***** DATA SECTION *****
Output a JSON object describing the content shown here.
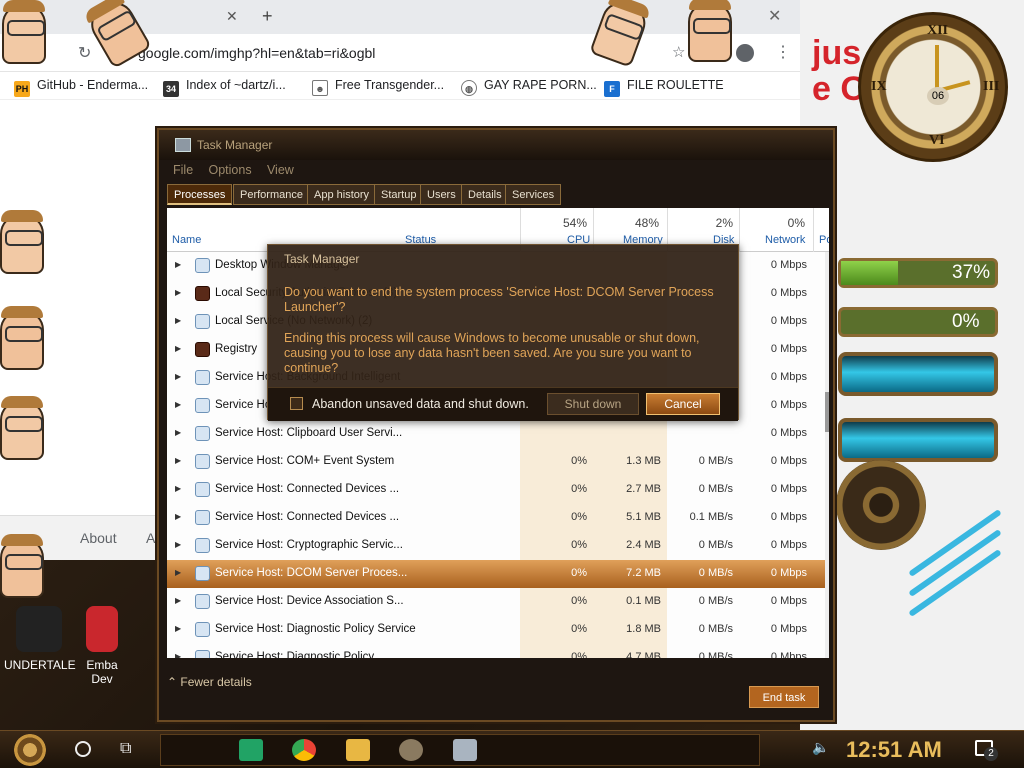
{
  "browser": {
    "url": "google.com/imghp?hl=en&tab=ri&ogbl",
    "bookmarks": [
      {
        "label": "GitHub - Enderma...",
        "fav": "PH",
        "color": "#f7a81b"
      },
      {
        "label": "Index of ~dartz/i...",
        "fav": "34",
        "color": "#333333"
      },
      {
        "label": "Free Transgender...",
        "fav": "",
        "color": "#777777"
      },
      {
        "label": "GAY RAPE PORN...",
        "fav": "",
        "color": "#555555"
      },
      {
        "label": "FILE ROULETTE",
        "fav": "F",
        "color": "#1a6fd0"
      }
    ],
    "footer": {
      "about": "About",
      "a": "A"
    }
  },
  "wallpaper": {
    "brand_line1": "jus",
    "brand_line2": "e O",
    "clock_date": "06",
    "gauge1": {
      "label": "37%",
      "fraction": 0.37
    },
    "gauge2": {
      "label": "0%",
      "fraction": 0.0
    }
  },
  "desktop_icons": [
    {
      "label": "UNDERTALE"
    },
    {
      "label": "Emba"
    },
    {
      "label": "Dev"
    }
  ],
  "taskmgr": {
    "title": "Task Manager",
    "menu": [
      "File",
      "Options",
      "View"
    ],
    "tabs": [
      "Processes",
      "Performance",
      "App history",
      "Startup",
      "Users",
      "Details",
      "Services"
    ],
    "headers": {
      "name": "Name",
      "status": "Status",
      "cpu_pct": "54%",
      "cpu": "CPU",
      "mem_pct": "48%",
      "mem": "Memory",
      "disk_pct": "2%",
      "disk": "Disk",
      "net_pct": "0%",
      "net": "Network",
      "power": "Po"
    },
    "rows": [
      {
        "name": "Desktop Window Manager",
        "cpu": "",
        "mem": "",
        "disk": "",
        "net": "0 Mbps",
        "dark": false
      },
      {
        "name": "Local Security Authority Process (3)",
        "cpu": "",
        "mem": "",
        "disk": "",
        "net": "0 Mbps",
        "dark": true
      },
      {
        "name": "Local Service (No Network) (2)",
        "cpu": "",
        "mem": "",
        "disk": "",
        "net": "0 Mbps",
        "dark": false
      },
      {
        "name": "Registry",
        "cpu": "",
        "mem": "",
        "disk": "",
        "net": "0 Mbps",
        "dark": true
      },
      {
        "name": "Service Host: Background Intelligent",
        "cpu": "",
        "mem": "",
        "disk": "",
        "net": "0 Mbps",
        "dark": false
      },
      {
        "name": "Service Host: Capability Access M...",
        "cpu": "",
        "mem": "",
        "disk": "",
        "net": "0 Mbps",
        "dark": false
      },
      {
        "name": "Service Host: Clipboard User Servi...",
        "cpu": "",
        "mem": "",
        "disk": "",
        "net": "0 Mbps",
        "dark": false
      },
      {
        "name": "Service Host: COM+ Event System",
        "cpu": "0%",
        "mem": "1.3 MB",
        "disk": "0 MB/s",
        "net": "0 Mbps",
        "dark": false
      },
      {
        "name": "Service Host: Connected Devices ...",
        "cpu": "0%",
        "mem": "2.7 MB",
        "disk": "0 MB/s",
        "net": "0 Mbps",
        "dark": false
      },
      {
        "name": "Service Host: Connected Devices ...",
        "cpu": "0%",
        "mem": "5.1 MB",
        "disk": "0.1 MB/s",
        "net": "0 Mbps",
        "dark": false
      },
      {
        "name": "Service Host: Cryptographic Servic...",
        "cpu": "0%",
        "mem": "2.4 MB",
        "disk": "0 MB/s",
        "net": "0 Mbps",
        "dark": false
      },
      {
        "name": "Service Host: DCOM Server Proces...",
        "cpu": "0%",
        "mem": "7.2 MB",
        "disk": "0 MB/s",
        "net": "0 Mbps",
        "dark": false,
        "selected": true
      },
      {
        "name": "Service Host: Device Association S...",
        "cpu": "0%",
        "mem": "0.1 MB",
        "disk": "0 MB/s",
        "net": "0 Mbps",
        "dark": false
      },
      {
        "name": "Service Host: Diagnostic Policy Service",
        "cpu": "0%",
        "mem": "1.8 MB",
        "disk": "0 MB/s",
        "net": "0 Mbps",
        "dark": false
      },
      {
        "name": "Service Host: Diagnostic Policy...",
        "cpu": "0%",
        "mem": "4.7 MB",
        "disk": "0 MB/s",
        "net": "0 Mbps",
        "dark": false
      }
    ],
    "fewer_details": "Fewer details",
    "end_task": "End task"
  },
  "dialog": {
    "title": "Task Manager",
    "message1": "Do you want to end the system process 'Service Host: DCOM Server Process Launcher'?",
    "message2": "Ending this process will cause Windows to become unusable or shut down, causing you to lose any data hasn't been saved. Are you sure you want to continue?",
    "checkbox_label": "Abandon unsaved data and shut down.",
    "shutdown_label": "Shut down",
    "cancel_label": "Cancel"
  },
  "taskbar": {
    "time": "12:51 AM",
    "notifications": "2"
  }
}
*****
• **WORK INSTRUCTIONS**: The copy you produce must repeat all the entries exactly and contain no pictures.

• **THE COMPLETED TASK**:
Output a JSON object describing the content shown here.
{
  "browser": {
    "url": "google.com/imghp?hl=en&tab=ri&ogbl",
    "bookmarks": [
      {
        "label": "GitHub - Enderma...",
        "fav": "PH",
        "color": "#f7a81b"
      },
      {
        "label": "Index of ~dartz/i...",
        "fav": "34",
        "color": "#333333"
      },
      {
        "label": "Free Transgender...",
        "fav": "",
        "color": "#777777"
      },
      {
        "label": "GAY RAPE PORN...",
        "fav": "",
        "color": "#555555"
      },
      {
        "label": "FILE ROULETTE",
        "fav": "F",
        "color": "#1a6fd0"
      }
    ],
    "footer": {
      "about": "About",
      "a": "A"
    }
  },
  "wallpaper": {
    "brand_line1": "jus",
    "brand_line2": "e O",
    "clock_date": "06",
    "gauge1": {
      "label": "37%",
      "fraction": 0.37
    },
    "gauge2": {
      "label": "0%",
      "fraction": 0.0
    }
  },
  "desktop_icons": [
    {
      "label": "UNDERTALE"
    },
    {
      "label": "Emba"
    },
    {
      "label": "Dev"
    }
  ],
  "taskmgr": {
    "title": "Task Manager",
    "menu": [
      "File",
      "Options",
      "View"
    ],
    "tabs": [
      "Processes",
      "Performance",
      "App history",
      "Startup",
      "Users",
      "Details",
      "Services"
    ],
    "headers": {
      "name": "Name",
      "status": "Status",
      "cpu_pct": "54%",
      "cpu": "CPU",
      "mem_pct": "48%",
      "mem": "Memory",
      "disk_pct": "2%",
      "disk": "Disk",
      "net_pct": "0%",
      "net": "Network",
      "power": "Po"
    },
    "rows": [
      {
        "name": "Desktop Window Manager",
        "cpu": "",
        "mem": "",
        "disk": "",
        "net": "0 Mbps",
        "dark": false
      },
      {
        "name": "Local Security Authority Process (3)",
        "cpu": "",
        "mem": "",
        "disk": "",
        "net": "0 Mbps",
        "dark": true
      },
      {
        "name": "Local Service (No Network) (2)",
        "cpu": "",
        "mem": "",
        "disk": "",
        "net": "0 Mbps",
        "dark": false
      },
      {
        "name": "Registry",
        "cpu": "",
        "mem": "",
        "disk": "",
        "net": "0 Mbps",
        "dark": true
      },
      {
        "name": "Service Host: Background Intelligent",
        "cpu": "",
        "mem": "",
        "disk": "",
        "net": "0 Mbps",
        "dark": false
      },
      {
        "name": "Service Host: Capability Access M...",
        "cpu": "",
        "mem": "",
        "disk": "",
        "net": "0 Mbps",
        "dark": false
      },
      {
        "name": "Service Host: Clipboard User Servi...",
        "cpu": "",
        "mem": "",
        "disk": "",
        "net": "0 Mbps",
        "dark": false
      },
      {
        "name": "Service Host: COM+ Event System",
        "cpu": "0%",
        "mem": "1.3 MB",
        "disk": "0 MB/s",
        "net": "0 Mbps",
        "dark": false
      },
      {
        "name": "Service Host: Connected Devices ...",
        "cpu": "0%",
        "mem": "2.7 MB",
        "disk": "0 MB/s",
        "net": "0 Mbps",
        "dark": false
      },
      {
        "name": "Service Host: Connected Devices ...",
        "cpu": "0%",
        "mem": "5.1 MB",
        "disk": "0.1 MB/s",
        "net": "0 Mbps",
        "dark": false
      },
      {
        "name": "Service Host: Cryptographic Servic...",
        "cpu": "0%",
        "mem": "2.4 MB",
        "disk": "0 MB/s",
        "net": "0 Mbps",
        "dark": false
      },
      {
        "name": "Service Host: DCOM Server Proces...",
        "cpu": "0%",
        "mem": "7.2 MB",
        "disk": "0 MB/s",
        "net": "0 Mbps",
        "dark": false,
        "selected": true
      },
      {
        "name": "Service Host: Device Association S...",
        "cpu": "0%",
        "mem": "0.1 MB",
        "disk": "0 MB/s",
        "net": "0 Mbps",
        "dark": false
      },
      {
        "name": "Service Host: Diagnostic Policy Service",
        "cpu": "0%",
        "mem": "1.8 MB",
        "disk": "0 MB/s",
        "net": "0 Mbps",
        "dark": false
      },
      {
        "name": "Service Host: Diagnostic Policy...",
        "cpu": "0%",
        "mem": "4.7 MB",
        "disk": "0 MB/s",
        "net": "0 Mbps",
        "dark": false
      }
    ],
    "fewer_details": "Fewer details",
    "end_task": "End task"
  },
  "dialog": {
    "title": "Task Manager",
    "message1": "Do you want to end the system process 'Service Host: DCOM Server Process Launcher'?",
    "message2": "Ending this process will cause Windows to become unusable or shut down, causing you to lose any data hasn't been saved. Are you sure you want to continue?",
    "checkbox_label": "Abandon unsaved data and shut down.",
    "shutdown_label": "Shut down",
    "cancel_label": "Cancel"
  },
  "taskbar": {
    "time": "12:51 AM",
    "notifications": "2"
  }
}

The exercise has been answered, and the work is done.